What is the difference between these two “crimes”? Just this: if the theater owner catches me, he might kick me out. If the intellectual property conglomerates catch me, they might sue me into oblivion, putting me millions of dollars in debt; I would be paying that off for the rest of my life.
Lauren and I have missed the last two months or so of Big Bang Theory. This week, we finally had time to try to catch up. We discovered that BBT was not available through Hulu, and their website had only the latest two episodes. To watch the several previous shows, we had to go find a pirate stream to watch. We did this, without too much trouble.
When we got to the episodes CBS had, we switched over. The official stream had ads (more than I’m used to for streams), and the quality was lacking — the stream skipped constantly, and the picture quality kept dropping out for a few seconds. The pirate streams didn’t have ads or quality issues.
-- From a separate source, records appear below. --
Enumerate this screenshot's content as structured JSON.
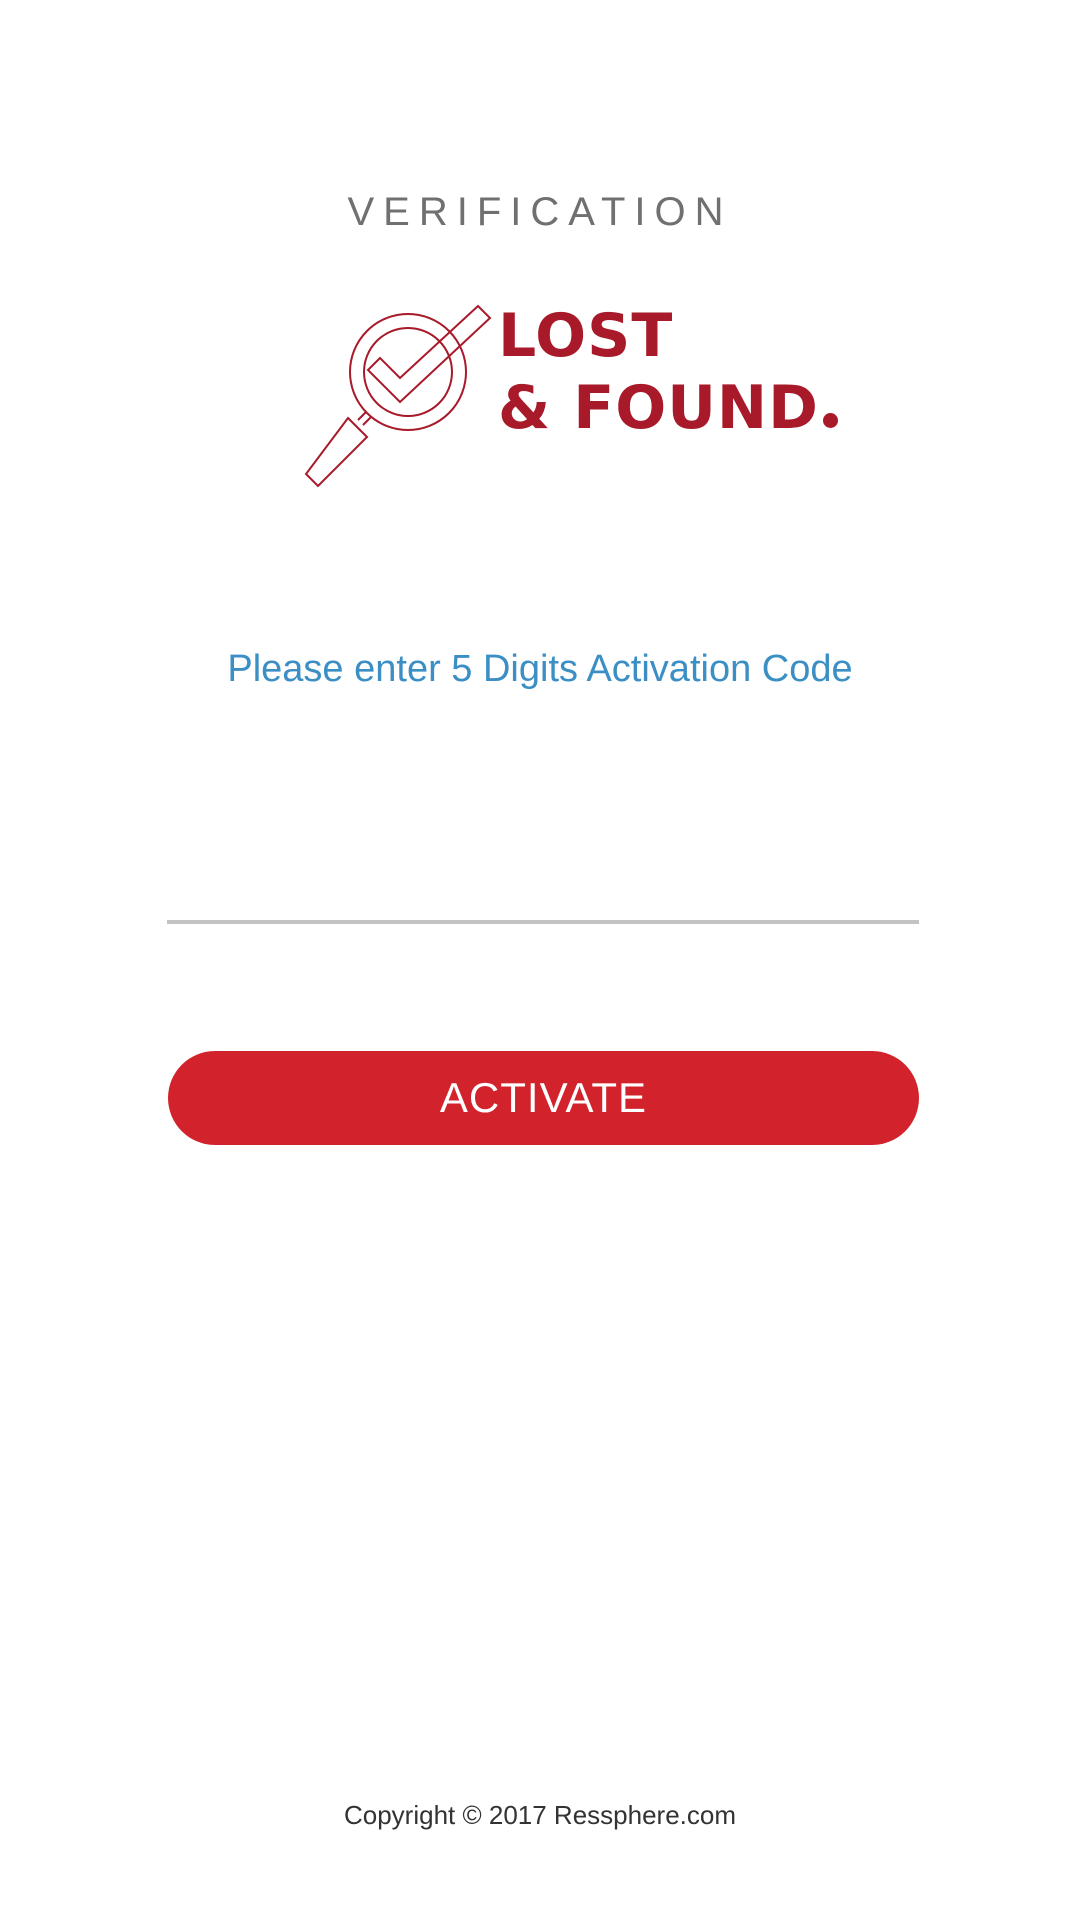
{
  "header": {
    "title": "VERIFICATION"
  },
  "logo": {
    "line1": "LOST",
    "line2": "& FOUND",
    "icon": "magnifier-check-icon",
    "color": "#a8192a"
  },
  "form": {
    "prompt": "Please enter 5 Digits Activation Code",
    "code_value": "",
    "activate_label": "ACTIVATE",
    "button_color": "#d2232c",
    "prompt_color": "#3b8fc4"
  },
  "footer": {
    "copyright": "Copyright © 2017 Ressphere.com"
  }
}
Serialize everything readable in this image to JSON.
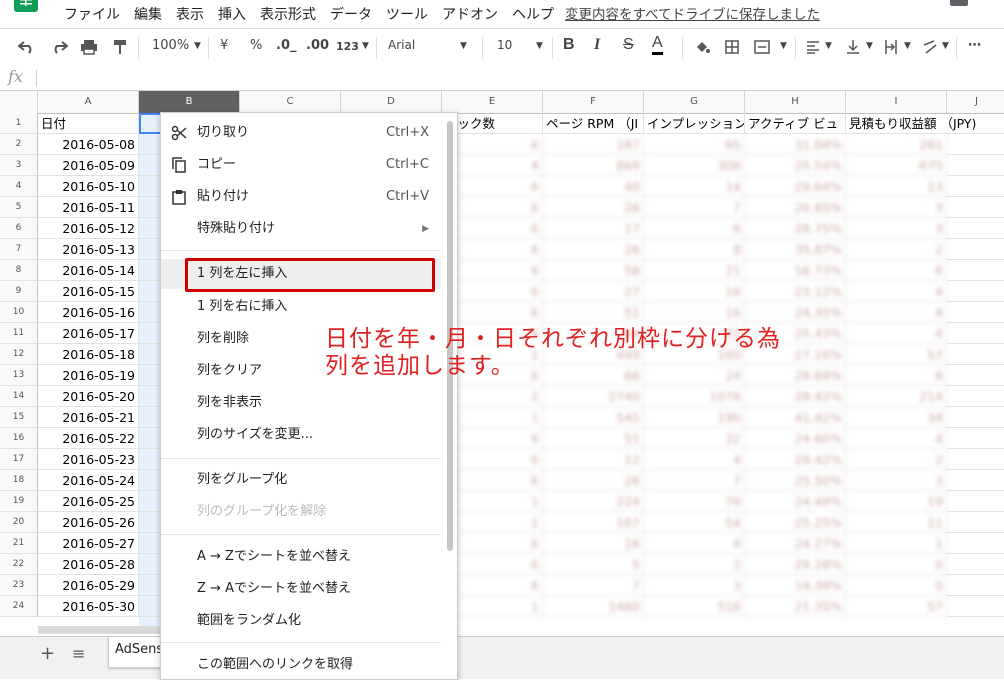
{
  "menubar": {
    "items": [
      "ファイル",
      "編集",
      "表示",
      "挿入",
      "表示形式",
      "データ",
      "ツール",
      "アドオン",
      "ヘルプ"
    ],
    "save_status": "変更内容をすべてドライブに保存しました"
  },
  "toolbar": {
    "zoom": "100%",
    "currency": "¥",
    "percent": "%",
    "decimal_decrease": ".0_",
    "decimal_increase": ".00",
    "format_more": "123",
    "font": "Arial",
    "font_size": "10",
    "bold": "B",
    "italic": "I",
    "strike": "S",
    "text_color": "A"
  },
  "formula_bar": {
    "fx": "fx",
    "value": ""
  },
  "columns": [
    "A",
    "B",
    "C",
    "D",
    "E",
    "F",
    "G",
    "H",
    "I",
    "J"
  ],
  "header_row": {
    "A": "日付",
    "E": "リック数",
    "F": "ページ RPM （JI",
    "G": "インプレッション",
    "H": "アクティブ ビュ",
    "I": "見積もり収益額 （JPY)"
  },
  "rows": [
    {
      "n": "2",
      "date": "2016-05-08",
      "e": "6",
      "f": "167",
      "g": "65",
      "h": "31.04%",
      "i": "261"
    },
    {
      "n": "3",
      "date": "2016-05-09",
      "e": "4",
      "f": "869",
      "g": "306",
      "h": "25.54%",
      "i": "675"
    },
    {
      "n": "4",
      "date": "2016-05-10",
      "e": "6",
      "f": "40",
      "g": "14",
      "h": "29.64%",
      "i": "13"
    },
    {
      "n": "5",
      "date": "2016-05-11",
      "e": "6",
      "f": "26",
      "g": "7",
      "h": "20.65%",
      "i": "3"
    },
    {
      "n": "6",
      "date": "2016-05-12",
      "e": "6",
      "f": "17",
      "g": "6",
      "h": "28.75%",
      "i": "3"
    },
    {
      "n": "7",
      "date": "2016-05-13",
      "e": "6",
      "f": "26",
      "g": "8",
      "h": "35.87%",
      "i": "2"
    },
    {
      "n": "8",
      "date": "2016-05-14",
      "e": "6",
      "f": "58",
      "g": "21",
      "h": "16.73%",
      "i": "6"
    },
    {
      "n": "9",
      "date": "2016-05-15",
      "e": "6",
      "f": "27",
      "g": "16",
      "h": "23.12%",
      "i": "4"
    },
    {
      "n": "10",
      "date": "2016-05-16",
      "e": "6",
      "f": "51",
      "g": "16",
      "h": "24.35%",
      "i": "4"
    },
    {
      "n": "11",
      "date": "2016-05-17",
      "e": "6",
      "f": "64",
      "g": "31",
      "h": "25.43%",
      "i": "4"
    },
    {
      "n": "12",
      "date": "2016-05-18",
      "e": "1",
      "f": "449",
      "g": "160",
      "h": "27.16%",
      "i": "57"
    },
    {
      "n": "13",
      "date": "2016-05-19",
      "e": "6",
      "f": "66",
      "g": "24",
      "h": "29.69%",
      "i": "6"
    },
    {
      "n": "14",
      "date": "2016-05-20",
      "e": "2",
      "f": "2740",
      "g": "1076",
      "h": "28.42%",
      "i": "214"
    },
    {
      "n": "15",
      "date": "2016-05-21",
      "e": "1",
      "f": "545",
      "g": "190",
      "h": "41.42%",
      "i": "34"
    },
    {
      "n": "16",
      "date": "2016-05-22",
      "e": "6",
      "f": "51",
      "g": "22",
      "h": "24.60%",
      "i": "4"
    },
    {
      "n": "17",
      "date": "2016-05-23",
      "e": "6",
      "f": "12",
      "g": "4",
      "h": "28.42%",
      "i": "2"
    },
    {
      "n": "18",
      "date": "2016-05-24",
      "e": "6",
      "f": "26",
      "g": "7",
      "h": "25.50%",
      "i": "3"
    },
    {
      "n": "19",
      "date": "2016-05-25",
      "e": "1",
      "f": "224",
      "g": "76",
      "h": "24.49%",
      "i": "19"
    },
    {
      "n": "20",
      "date": "2016-05-26",
      "e": "1",
      "f": "167",
      "g": "54",
      "h": "25.25%",
      "i": "11"
    },
    {
      "n": "21",
      "date": "2016-05-27",
      "e": "6",
      "f": "16",
      "g": "6",
      "h": "24.27%",
      "i": "1"
    },
    {
      "n": "22",
      "date": "2016-05-28",
      "e": "6",
      "f": "5",
      "g": "2",
      "h": "29.28%",
      "i": "0"
    },
    {
      "n": "23",
      "date": "2016-05-29",
      "e": "6",
      "f": "7",
      "g": "3",
      "h": "19.39%",
      "i": "0"
    },
    {
      "n": "24",
      "date": "2016-05-30",
      "e": "1",
      "f": "1460",
      "g": "516",
      "h": "21.35%",
      "i": "57"
    }
  ],
  "context_menu": {
    "cut": {
      "label": "切り取り",
      "shortcut": "Ctrl+X"
    },
    "copy": {
      "label": "コピー",
      "shortcut": "Ctrl+C"
    },
    "paste": {
      "label": "貼り付け",
      "shortcut": "Ctrl+V"
    },
    "paste_special": {
      "label": "特殊貼り付け"
    },
    "insert_left": {
      "label": "1 列を左に挿入"
    },
    "insert_right": {
      "label": "1 列を右に挿入"
    },
    "delete_col": {
      "label": "列を削除"
    },
    "clear_col": {
      "label": "列をクリア"
    },
    "hide_col": {
      "label": "列を非表示"
    },
    "resize_col": {
      "label": "列のサイズを変更..."
    },
    "group_col": {
      "label": "列をグループ化"
    },
    "ungroup_col": {
      "label": "列のグループ化を解除"
    },
    "sort_az": {
      "label": "A → Zでシートを並べ替え"
    },
    "sort_za": {
      "label": "Z → Aでシートを並べ替え"
    },
    "randomize": {
      "label": "範囲をランダム化"
    },
    "get_link": {
      "label": "この範囲へのリンクを取得"
    }
  },
  "annotation": {
    "line1": "日付を年・月・日それぞれ別枠に分ける為",
    "line2": "列を追加します。"
  },
  "sheets": {
    "active": "AdSens"
  },
  "colors": {
    "selected_col": "#616161",
    "col_b_fill": "#e8f0fe",
    "highlight_box": "#d00000",
    "annotation": "#e02020"
  }
}
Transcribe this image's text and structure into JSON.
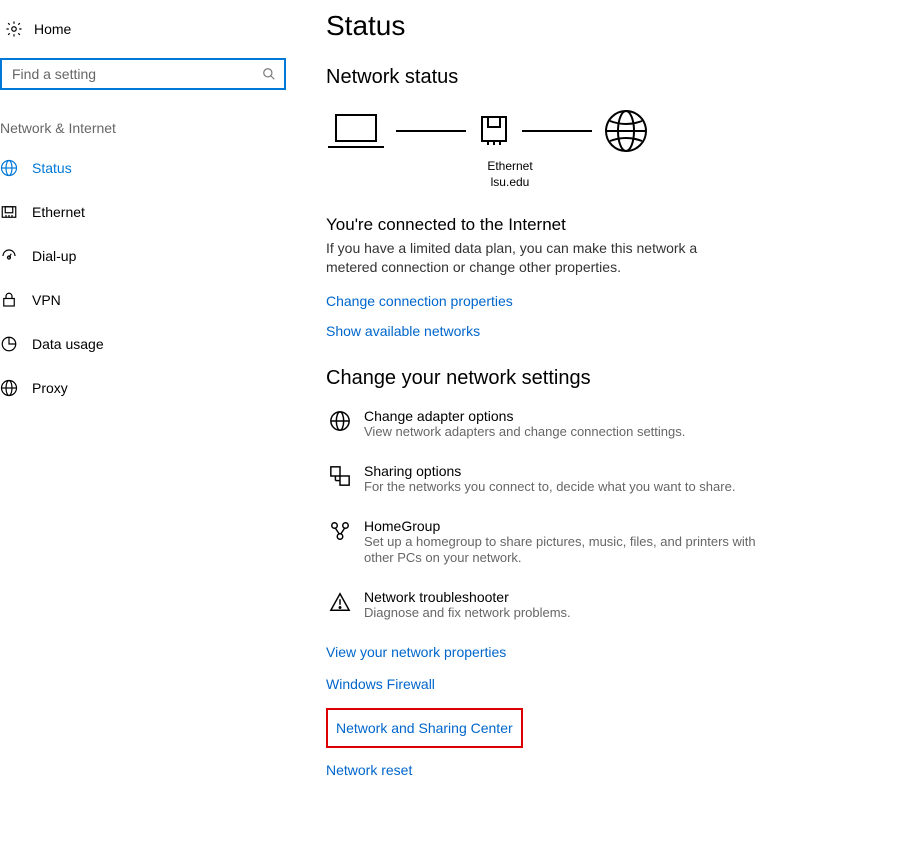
{
  "sidebar": {
    "home_label": "Home",
    "search_placeholder": "Find a setting",
    "group_header": "Network & Internet",
    "items": [
      {
        "label": "Status",
        "active": true
      },
      {
        "label": "Ethernet",
        "active": false
      },
      {
        "label": "Dial-up",
        "active": false
      },
      {
        "label": "VPN",
        "active": false
      },
      {
        "label": "Data usage",
        "active": false
      },
      {
        "label": "Proxy",
        "active": false
      }
    ]
  },
  "main": {
    "page_title": "Status",
    "network_status_header": "Network status",
    "ethernet_caption_line1": "Ethernet",
    "ethernet_caption_line2": "lsu.edu",
    "connected_title": "You're connected to the Internet",
    "connected_body": "If you have a limited data plan, you can make this network a metered connection or change other properties.",
    "change_conn_link": "Change connection properties",
    "show_networks_link": "Show available networks",
    "change_settings_header": "Change your network settings",
    "options": [
      {
        "title": "Change adapter options",
        "desc": "View network adapters and change connection settings."
      },
      {
        "title": "Sharing options",
        "desc": "For the networks you connect to, decide what you want to share."
      },
      {
        "title": "HomeGroup",
        "desc": "Set up a homegroup to share pictures, music, files, and printers with other PCs on your network."
      },
      {
        "title": "Network troubleshooter",
        "desc": "Diagnose and fix network problems."
      }
    ],
    "bottom_links": {
      "view_props": "View your network properties",
      "firewall": "Windows Firewall",
      "sharing_center": "Network and Sharing Center",
      "reset": "Network reset"
    }
  }
}
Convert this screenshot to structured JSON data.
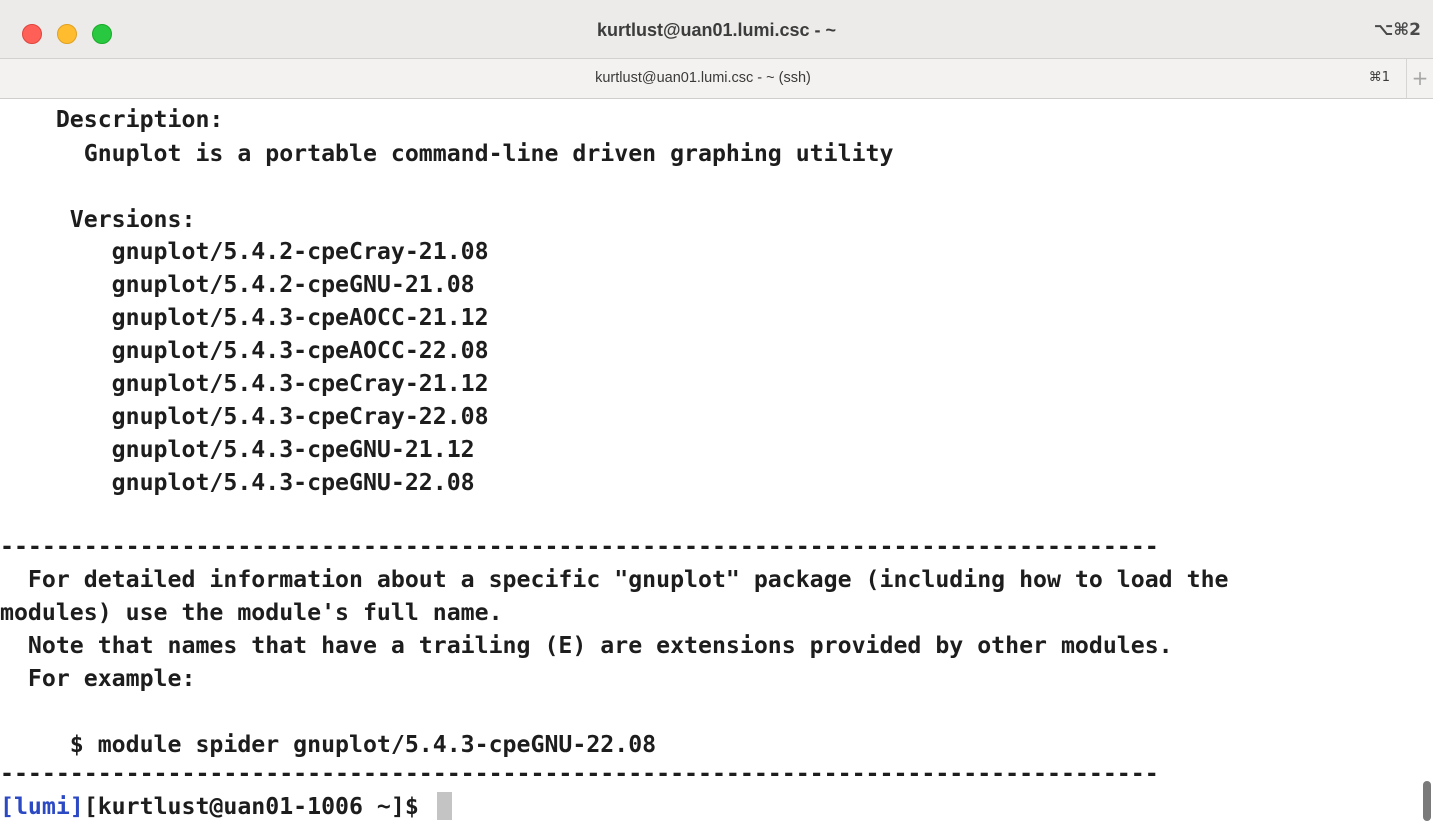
{
  "window": {
    "title": "kurtlust@uan01.lumi.csc - ~",
    "shortcut": "⌥⌘2"
  },
  "tab": {
    "title": "kurtlust@uan01.lumi.csc - ~ (ssh)",
    "shortcut": "⌘1",
    "new_tab": "+"
  },
  "terminal": {
    "description_header": "    Description:",
    "description_text": "      Gnuplot is a portable command-line driven graphing utility",
    "versions_header": "     Versions:",
    "versions": [
      "        gnuplot/5.4.2-cpeCray-21.08",
      "        gnuplot/5.4.2-cpeGNU-21.08",
      "        gnuplot/5.4.3-cpeAOCC-21.12",
      "        gnuplot/5.4.3-cpeAOCC-22.08",
      "        gnuplot/5.4.3-cpeCray-21.12",
      "        gnuplot/5.4.3-cpeCray-22.08",
      "        gnuplot/5.4.3-cpeGNU-21.12",
      "        gnuplot/5.4.3-cpeGNU-22.08"
    ],
    "separator": "-----------------------------------------------------------------------------------",
    "info_lines": [
      "  For detailed information about a specific \"gnuplot\" package (including how to load the",
      "modules) use the module's full name.",
      "  Note that names that have a trailing (E) are extensions provided by other modules.",
      "  For example:"
    ],
    "example_command": "     $ module spider gnuplot/5.4.3-cpeGNU-22.08",
    "prompt_tag": "[lumi]",
    "prompt_rest": "[kurtlust@uan01-1006 ~]$ "
  }
}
So CBS tried to bring me in by giving me an inferior product with less availability, two things that are well within their power to fix. And these people wonder why piracy is common?
Futility Closet posted a mathematical riddle without an answer, but I’m pretty sure of my solution. Go read it before we start (and answer it yourself before reading further, if you want to avoid spoilers).
One quart equals 32 ounces. One pint equals 16 ounces. We have a 1-quart bottle filled with 1 pint of scotch, and an empty 8-ounce glass. We want to finish with 1 pint of liquid, made up of 1 part scotch and 5 parts water.
Top off the bottle of scotch with water. Mix. It is now equal parts scotch and water.
Two times, pour from the bottle into the glass, and dump the glass. There are now 16 ounces of drink in the bottle, still half and half.
Fill the glass from the tap, then pour that into the bottle. Mix. There are now 24 ounces in the bottle, mixed as 1/3 scotch, 2/3 water.
Fill the glass from the bottle once, dump the glass. There are now 16 ounces in the bottle, still 1/3 scotch.
Top off the bottle from the tap again. Mix. It is now 1/6 scotch, 5/6 water.
Two more times, pour from the bottle into the glass and empty the glass. Now, finally, the bottle contains 16 ounces (one pint), composed of 1/6 scotch and 5/6 water.
I have moved! For those who didn’t know, Lauren and I have been wanting to move up to Pennsylvania for a while now, and we finally got the opportunity this month.
We moved up over this past weekend. This time we rented a truck, but hired movers to load it for us, then unloaded it ourselves at the other end (with the help of local family and friends). I think it worked out very well. We saved money over getting movers to do the whole thing, but it wasn’t too terribly bad on us since we did get them to do the worst part — the furniture Tetris that ensures you don’t have to make a second trip.
So here we are, 72 hours later, with everything moved, everything in the right room, and even a lot of stuff completely set up. We have a working living room and bedroom and dining room, a stocked fridge, and I was able to sit out and smoke a celebratory cigar on our deck last night. Fantastic.
The big deal for me is that we finally have a garage. This is a first for us. We did have an old detached carriage-style garage at our first house, but that was next to useless. Now, though, we can actually park the car inside, or even better, I have covered space for PROJECTS. Project number one is to build myself a workbench so I can do other projects. I am so excited!
Now I just have to get used to bad drivers, worse roads, and state-run liquor stores…